Sunny, an unwanted child to put it mildly, dreams biggest and suffers the most for it. The only joys any of the characters attain or approach are fleeting at best, ill-gotten if noteworthy, and most often illusory. Between generations the familial bond means nothing. Sunny and her younger brother share a genuine love, but her parents view her as just another in a line of devastating disappointments—one more girl to be killed at birth. Allowed to live because she smiles from the swine-slop bucket she was disposed in, she appeals to her father as merely a commodity—first as some “thing” which can be sold into sexual servitude at the earliest opportunity, later conversely to be bound for a fee in chaste marriage to a dead man who dared rail against working conditions. It is implied that the dead man, son of the village midwife, may have been saved had Sunny’s father Li Han cared enough, or dared enough, to warn the younger man of the risks of rebellion. But Li Han saves all his concern for his racing pigeons, who we repeatedly see he loves and values far more than his daughter.

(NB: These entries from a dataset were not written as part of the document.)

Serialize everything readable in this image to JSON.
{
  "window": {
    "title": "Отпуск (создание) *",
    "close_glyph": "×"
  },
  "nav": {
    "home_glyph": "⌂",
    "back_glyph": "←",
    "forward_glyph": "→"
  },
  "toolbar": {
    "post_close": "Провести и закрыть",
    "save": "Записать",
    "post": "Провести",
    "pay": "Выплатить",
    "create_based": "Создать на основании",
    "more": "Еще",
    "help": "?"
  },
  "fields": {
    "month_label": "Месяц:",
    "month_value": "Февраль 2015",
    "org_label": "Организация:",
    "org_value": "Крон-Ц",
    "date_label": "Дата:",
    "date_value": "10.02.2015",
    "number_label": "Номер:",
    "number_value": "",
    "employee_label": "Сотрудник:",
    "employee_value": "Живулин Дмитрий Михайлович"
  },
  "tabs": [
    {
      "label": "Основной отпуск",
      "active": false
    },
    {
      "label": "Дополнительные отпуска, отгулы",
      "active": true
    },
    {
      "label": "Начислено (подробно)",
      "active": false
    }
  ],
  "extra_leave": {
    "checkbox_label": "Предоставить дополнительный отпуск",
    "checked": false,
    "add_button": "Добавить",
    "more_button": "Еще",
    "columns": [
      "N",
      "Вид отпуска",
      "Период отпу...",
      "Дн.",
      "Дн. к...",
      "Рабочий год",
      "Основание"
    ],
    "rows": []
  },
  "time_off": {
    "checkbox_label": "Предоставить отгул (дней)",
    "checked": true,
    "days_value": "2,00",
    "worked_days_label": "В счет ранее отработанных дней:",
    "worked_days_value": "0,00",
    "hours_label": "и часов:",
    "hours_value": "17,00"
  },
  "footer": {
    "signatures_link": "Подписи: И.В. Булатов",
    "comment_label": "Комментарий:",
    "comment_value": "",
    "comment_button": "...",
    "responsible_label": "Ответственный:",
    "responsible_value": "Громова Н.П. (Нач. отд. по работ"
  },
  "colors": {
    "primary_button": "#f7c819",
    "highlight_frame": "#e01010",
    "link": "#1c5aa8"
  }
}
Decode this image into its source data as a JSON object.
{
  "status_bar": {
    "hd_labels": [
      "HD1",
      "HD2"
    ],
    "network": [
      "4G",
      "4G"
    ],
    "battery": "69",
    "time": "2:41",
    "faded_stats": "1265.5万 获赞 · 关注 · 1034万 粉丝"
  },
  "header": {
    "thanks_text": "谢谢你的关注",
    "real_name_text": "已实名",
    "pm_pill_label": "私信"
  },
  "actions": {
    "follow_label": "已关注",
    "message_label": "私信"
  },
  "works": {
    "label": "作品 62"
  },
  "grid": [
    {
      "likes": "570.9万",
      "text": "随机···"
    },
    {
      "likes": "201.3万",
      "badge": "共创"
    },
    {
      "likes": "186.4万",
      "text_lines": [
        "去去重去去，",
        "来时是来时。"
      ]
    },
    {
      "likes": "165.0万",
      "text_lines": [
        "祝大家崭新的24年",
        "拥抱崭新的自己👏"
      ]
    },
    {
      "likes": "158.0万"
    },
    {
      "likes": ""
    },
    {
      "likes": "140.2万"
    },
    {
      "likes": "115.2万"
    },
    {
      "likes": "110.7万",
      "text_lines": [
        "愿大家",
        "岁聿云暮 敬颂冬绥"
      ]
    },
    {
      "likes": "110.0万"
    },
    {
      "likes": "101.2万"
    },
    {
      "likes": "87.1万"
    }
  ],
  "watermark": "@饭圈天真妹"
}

All the dread horror of an unholy state alliance of capitalism and communism is on display here: Total police control, absolute political oppression, exploitation of the masses masked with spiffy marketing. Certain scenes drag a little—particularly the overly expository exchanges between the affluent pair as they reminisce about their humbler beginnings and contemplate how to secure their future. At times the overtly obvious messaging and occasionally maudlin sentiment override the moment. But for most of its two hours, director Eric Ting’s production succeeds on the dynamism of the interweaving narratives, the drive toward the unifying climax, and the fearlessness of the performances.
Aside from Jennifer Lim, completely convincing as Sunny through all her changes, the cast take on multiple roles and imbue each character with such individuality that this device is never distracting nor in the slightest bit gimmicky. Francis Jue is enthrallingly distasteful as Old Lao, the callous jaded factory veteran, and humorously over-the-top as self help charlatan Mr. Destiny. Jo Mei is frigid, calculating and hateful in her police role, while engagingly bubbly and likable as Sunny’s sweet, selfish friend Ming-Ming. Ming-Ming, all enthusiasm and optimism on the surface, zealously adheres to self-help dogma to stave off the fears of her own lack of opportunity and impending loss of cherished “capital” (her youth). Ming-Ming turns Sunny on to the transparent teachings of Mr. Destiny, who throngs of their fellow toilers at the Jade River factory flock to for answers and hope. The faux guru inadvertently, cluelessly “helps” Sunny off to her final destiny.
The self-help culture is such a prime motivator of the action, it serves as stand-in for religion (which the wealthy factory head cynically bemoans is missing from the lives of Chinese laborers). To put a wicked Western twist on this, if Sunny is Dorothy and the factory town Shenzhen is her dark Oz, sadly there’s even less behind Mr. Destiny’s curtain than the Wizard has to offer. As exploitable in the city as she is expendable in the country, Sunny finds for a poor farm girl who wants to realize her dreams and improve the lives of her fellow Emerald City migrants that no place is home. (Raymond Rehayem)
Goodman Theatre, 170 North Dearborn, (312)443-3800, goodmantheatre.org. $10-$40. Through October 12.